In his mind, it’s more about him, that he can still do it now that he’s injury-free, rather than that it’s a poor crop of fighters out there in the heavyweight division. Do you have any idea what he has left as a fighter?

RM: Well, I saw his last fight, like everybody else, against Larry Donald. And in that fight, he didn’t do much of anything. He just stood around for 12 rounds. And Larry Donald just kind of picked and poked at him for 12 rounds.

It seems as though in that fight he fought a good first round. It seems as though in his previous fight against James Toney he fought a very good first round, but after that he didn’t have a lot to offer. He claims, again, that it’s injuries that have done him in, the shoulder injuries. But he’s had surgery and he’s had two years off. He says he’s 100 percent healthy.

I’ve seen all these fights. But in the Larry Donald fight, there were the tell-tale signs of a fighter who’s over the hill. Basically, a fighter who sees an opening and can’t pull the trigger, and basically a fighter who’s just standing around, waiting to do something, but can’t mount an assault. Also, he looked like he was not able to react as quickly defensively to stop the other guy’s punches. You mentioned before that there are people who think it’s dangerous for him to still be fighting. Are there people around him who can say to him, “Evander, you’re done,” but he’s not listening to them, or are these people not telling him that because there’s still money to be made if he keeps fighting?
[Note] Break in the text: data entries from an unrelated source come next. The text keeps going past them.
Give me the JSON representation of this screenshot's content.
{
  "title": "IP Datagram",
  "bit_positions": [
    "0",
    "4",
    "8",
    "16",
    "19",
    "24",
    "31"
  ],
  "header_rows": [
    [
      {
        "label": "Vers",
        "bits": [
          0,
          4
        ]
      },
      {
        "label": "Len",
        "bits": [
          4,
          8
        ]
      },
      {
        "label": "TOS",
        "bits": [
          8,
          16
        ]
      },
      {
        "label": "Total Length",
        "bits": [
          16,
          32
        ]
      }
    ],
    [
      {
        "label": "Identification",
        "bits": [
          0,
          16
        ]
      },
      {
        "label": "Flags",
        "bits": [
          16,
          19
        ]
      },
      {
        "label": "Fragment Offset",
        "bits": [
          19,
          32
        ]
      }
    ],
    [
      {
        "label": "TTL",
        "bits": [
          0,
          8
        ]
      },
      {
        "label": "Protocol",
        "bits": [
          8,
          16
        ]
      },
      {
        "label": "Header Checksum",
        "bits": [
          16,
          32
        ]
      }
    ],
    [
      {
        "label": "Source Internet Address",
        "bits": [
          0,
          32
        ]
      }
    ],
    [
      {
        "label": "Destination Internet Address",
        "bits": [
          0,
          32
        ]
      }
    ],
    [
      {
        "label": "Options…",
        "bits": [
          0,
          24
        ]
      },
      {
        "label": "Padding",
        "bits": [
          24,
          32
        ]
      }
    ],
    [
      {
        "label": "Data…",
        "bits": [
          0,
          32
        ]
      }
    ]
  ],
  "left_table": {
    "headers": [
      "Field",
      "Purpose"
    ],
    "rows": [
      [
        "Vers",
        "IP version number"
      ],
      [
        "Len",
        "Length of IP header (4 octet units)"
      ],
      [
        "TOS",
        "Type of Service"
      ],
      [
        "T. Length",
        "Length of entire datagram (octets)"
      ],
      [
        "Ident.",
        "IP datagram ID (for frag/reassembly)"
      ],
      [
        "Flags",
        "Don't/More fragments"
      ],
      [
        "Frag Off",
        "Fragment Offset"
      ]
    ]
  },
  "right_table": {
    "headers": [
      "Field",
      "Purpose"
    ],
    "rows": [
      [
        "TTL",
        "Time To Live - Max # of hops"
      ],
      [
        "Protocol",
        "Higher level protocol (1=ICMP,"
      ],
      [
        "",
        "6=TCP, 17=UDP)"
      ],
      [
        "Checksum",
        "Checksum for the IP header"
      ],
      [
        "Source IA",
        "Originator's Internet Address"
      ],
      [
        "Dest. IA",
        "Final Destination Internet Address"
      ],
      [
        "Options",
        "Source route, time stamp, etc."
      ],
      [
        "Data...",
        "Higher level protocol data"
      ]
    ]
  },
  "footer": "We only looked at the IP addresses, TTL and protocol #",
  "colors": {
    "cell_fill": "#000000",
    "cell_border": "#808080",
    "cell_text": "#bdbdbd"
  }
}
RM: Well, I think the people around him were doubtful, were skeptical when he announced this most recent comeback. But at least they claim that they have changed their mind during the course of his gym work, that he has looked fantastic in the gymnasium.

And that may be true. We’re just going to have to see. We’re going to have to see on Friday night. In boxing, it’s a situation where all you really need is a slight dulling of the reflexes and then you become extremely vulnerable. It may look like the same guy, but if he’s a split second slower, it could spell trouble for any fighter, let alone Evander Holyfield, as great as he has been and as special as he has been to boxing. Do you think fans can expect to see at even a slight resemblance to the Evander Holyfield they saw in his prime?

RM: I wouldn’t say they won’t see a fighter who looks really good Friday night. He’s in there with a journeyman heavyweight. He’s not fighting a champion like James Toney, a champion like Chris Byrd, a champion like Lennox Lewis. He’s in there with a journeyman heavyweight.

So, it’s possible, if you have the combination of him facing much lesser competition with an injury-free situation, that Evander might look really good Friday night. And if that’s the case, I’m sure he’ll continue on. What can you tell us about Jeremy Bates?

RM: Jeremy Bates is pretty much your average “have gloves, will travel” type of guy. He seems unafriad. He wants to show that he’s deserving of at least fights against mainline opponents. He has fought some recognizable opponents, but he’s been beaten by them. he hasn’t been able to take the step up in class and win. He has stepped up in class and fought some guys that are recognizable to boxing fans, but he’s lost against those guys.

He does have a hard right hand. He’s a fairly hard puncher, especially in the early rounds. That’s where his chance lies if Holyfield can’t get off the mark.

Ugh. I just hope he loses before he gets to face a big hard puncher like Wlad. We don’t need another legend with pugilistic Parkinson’s. His last fight was awful. He looked confused and unaware of what was going on.

He’s making a comeback for money. He got a deal he couldn’t refuse behind the scenes. Now that that’s out of the way, Nice advertorial.